At Commentary, Evelyn Gordon writes that Christianity has replaced Judaism as the world’s most persecuted religion:
In recent months, a new consensus has emerged: For the first time in millennia, Judaism has lost its title as the world’s most persecuted religion; today, that dubious honor goes to Christianity. “Christians are targeted more than any other body of believers,” wrote Rupert Shortt in a 54-page report for the London-based Civitas institute in December, which meticulously documented their persecution on a country-by-country basis. Even politicians have begun grasping this fact: German Chancellor Angela Merkel publicly deemed Christianity “the most persecuted religion in the world” in November. In short, as one commentator put it last week, Christians have become the new Jews.
Gordon attributes this shift partly to the existence of Israel, which gives haven to persecuted Jews. That is no doubt correct, although I think most of the places that are now persecuting Christians either killed or drove off their Jews long ago, or–like, say, Nigeria and Indonesia–never had any to speak of.
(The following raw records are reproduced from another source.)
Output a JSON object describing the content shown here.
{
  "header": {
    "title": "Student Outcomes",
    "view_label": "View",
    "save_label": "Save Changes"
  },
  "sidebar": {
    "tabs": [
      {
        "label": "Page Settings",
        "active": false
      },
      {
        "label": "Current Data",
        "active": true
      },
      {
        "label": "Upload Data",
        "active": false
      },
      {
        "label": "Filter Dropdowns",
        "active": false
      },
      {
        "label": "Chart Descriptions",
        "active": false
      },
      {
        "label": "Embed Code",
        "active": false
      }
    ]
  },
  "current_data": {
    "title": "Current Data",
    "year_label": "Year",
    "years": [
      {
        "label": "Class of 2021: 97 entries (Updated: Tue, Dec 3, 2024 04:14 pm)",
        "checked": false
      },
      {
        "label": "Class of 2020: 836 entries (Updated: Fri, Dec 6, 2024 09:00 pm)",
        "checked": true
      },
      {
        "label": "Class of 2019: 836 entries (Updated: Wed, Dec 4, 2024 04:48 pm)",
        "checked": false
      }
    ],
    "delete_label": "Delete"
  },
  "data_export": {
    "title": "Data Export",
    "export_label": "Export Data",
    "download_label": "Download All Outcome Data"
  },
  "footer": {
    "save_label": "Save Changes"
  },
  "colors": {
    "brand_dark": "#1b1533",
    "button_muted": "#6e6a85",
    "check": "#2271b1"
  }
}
As a Christian, I take particular note of the second factor that Gordon Notes, “increased persecution of Christians.” That persecution has been, in my view, far too little reported. Many Americans (which means, by default, many American Christians) apparently still labor under the complacent illusion that the world’s principal religious conflict is between Muslims and Jews. That is no longer true, if it ever was. Rather, the main victims of Islamic oppression, and all too often Islamic violence, are Christians. It would be good if this fact were more widely understood. Then maybe we will find out whether American Christians care.